Figure 5: MSI messages shown on navigation display
MSI message positions are shown on the chart by a round purple MSI symbol and may be accompanied by a shaded area for which the message is valid, e.g. a seismic survey area. It is possible to get a short description of the message content, e.g. Buoy adrift, Light unlit or New wreck, by mouseover.
To get the full text and any additional data in the MSI message it is opened by right click on the symbol and choosing ‘Show MSI details’.
The list of MSI messages in force is opened by click on the MSI button in the top menu or if there is unacknowledged MSI messages in the system, on the flashing purple MSI symbol in the top menu.
Newly received/unacknowledged MSI messages in the MSI list are colored red. After reading and assessing the individual MSI messages the navigator can acknowledge this by click on the ‘Acknowledge’ button. The coloring will then change to green.
If there is unacknowledged messages in the list the purple MSI symbol in the top menu will flash.
To find the geographical position of a MSI message in the MSI list the ‘Go-to’ function may be used.
When navigating in an active route in a large scale MSI messages outside chart area but within MSI visibility range are shown by a MSI arrow symbol.
To avoid display of MSI messages irrelevant to own vessels navigation, i.e. far from own ship and planned route, it is possible to apply the MSI filter.
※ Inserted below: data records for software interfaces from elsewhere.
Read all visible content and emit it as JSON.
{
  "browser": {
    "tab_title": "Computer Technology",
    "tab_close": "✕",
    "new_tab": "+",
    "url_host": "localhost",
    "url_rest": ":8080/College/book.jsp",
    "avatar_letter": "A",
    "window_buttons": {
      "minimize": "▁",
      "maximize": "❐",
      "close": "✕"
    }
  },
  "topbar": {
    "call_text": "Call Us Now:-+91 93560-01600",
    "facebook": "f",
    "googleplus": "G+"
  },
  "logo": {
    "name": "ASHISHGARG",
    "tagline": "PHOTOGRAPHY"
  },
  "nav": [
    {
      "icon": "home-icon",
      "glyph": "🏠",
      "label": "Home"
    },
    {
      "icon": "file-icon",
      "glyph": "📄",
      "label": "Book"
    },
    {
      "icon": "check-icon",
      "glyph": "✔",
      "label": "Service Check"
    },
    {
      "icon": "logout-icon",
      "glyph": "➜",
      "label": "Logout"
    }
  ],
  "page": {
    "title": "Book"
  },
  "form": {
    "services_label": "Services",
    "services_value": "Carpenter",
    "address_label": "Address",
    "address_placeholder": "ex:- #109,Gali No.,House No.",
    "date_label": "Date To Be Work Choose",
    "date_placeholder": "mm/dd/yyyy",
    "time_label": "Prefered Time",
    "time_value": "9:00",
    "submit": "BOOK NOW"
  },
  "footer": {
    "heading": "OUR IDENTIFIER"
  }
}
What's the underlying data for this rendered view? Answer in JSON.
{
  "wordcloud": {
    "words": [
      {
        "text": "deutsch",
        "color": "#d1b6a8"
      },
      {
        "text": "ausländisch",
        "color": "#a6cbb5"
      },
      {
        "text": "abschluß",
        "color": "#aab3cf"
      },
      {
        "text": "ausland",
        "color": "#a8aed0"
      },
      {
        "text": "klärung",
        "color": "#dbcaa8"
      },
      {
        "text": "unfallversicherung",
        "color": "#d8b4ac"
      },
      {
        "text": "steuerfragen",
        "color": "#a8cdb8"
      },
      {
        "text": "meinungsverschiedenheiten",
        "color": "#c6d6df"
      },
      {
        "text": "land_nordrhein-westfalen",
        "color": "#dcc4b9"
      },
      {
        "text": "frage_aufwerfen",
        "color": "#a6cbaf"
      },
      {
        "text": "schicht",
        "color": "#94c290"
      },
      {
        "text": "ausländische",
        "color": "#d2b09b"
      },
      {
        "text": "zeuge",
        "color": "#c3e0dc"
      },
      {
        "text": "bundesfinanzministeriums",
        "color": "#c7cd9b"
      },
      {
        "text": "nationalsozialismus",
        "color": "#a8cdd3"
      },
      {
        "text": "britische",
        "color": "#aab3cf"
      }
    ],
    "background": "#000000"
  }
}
The MSI filter is turned on/off by click on the ‘MSI filter’-button.
When filter is applied only MSI messages within MSI visibility range is shown.
The MSI visibility ranges are set in the ‘Setup/e-Nav services’-menu (default setting: 40 nm).
All MSI messages are still received by the system. If navigator wants to have all MSI messages displayed the MSI filter is simply switched off.
When MSI filter is on and navigating on an active route, MSI messages outside present chart area but within visibility range direction of relevant MSI messages are indicated by a MSI symbol with an arrow in the side of the chart area
Observations and feedback
Feedback from test users is very promising. The strengths and weaknesses of the developed MSI service has been discussed in a focus group session gathering a number of test users. The focus group included 8 active seafarers, one pilot and 7 officers and masters from three vessel types (tanker, buoy tender and passenger ferries) all part of the EfficienSea test fleet. The test users all have practical experience in use of the MSI service from their respective vessels.
The focus group showed that different users have different needs, both regarding ship type, role onboard and waters navigated. The MSI service fulfills this well.
The weaknesses all relate to specific details in the portrayal of MSI in the prototype; e.g. that a pop-up window hides parts of the chart area, weak chart presentation of acknowledged MSI messages and missing navigational warning ID number when displayed on chart.
The strengths identified by the focus group are linked to the overall concept of making MSI messages available to the Mariner on the navigation system automatically; e.g. the go-to and filter functions, receiving updated information on chart display and that it actually makes the Mariner read the MSI messages.
Also discussed was the overarching demand that the data (server, shore info) has to be completely reliable or it will have negative impact on use of services. Not knowing about reliability lowers usability.
All participants were of the opinion that the MSI service is valuable and should be developed further. The service is filling a current information gap and if the weaknesses are worked with, the service will improve and assist the navigators in their daily work.
In a following expert walkthrough with two navigators using a prototype, the general consensus was the same as above. The service is useful and the comments and feedback all regarded redesign to make it even more so. Some comments regarded pure design features such as input fields; others were about the interaction with the service. Most of these suggestions can be easily handled. The conclusion is that the underlying service is valuable, and can be even better with a little redesign.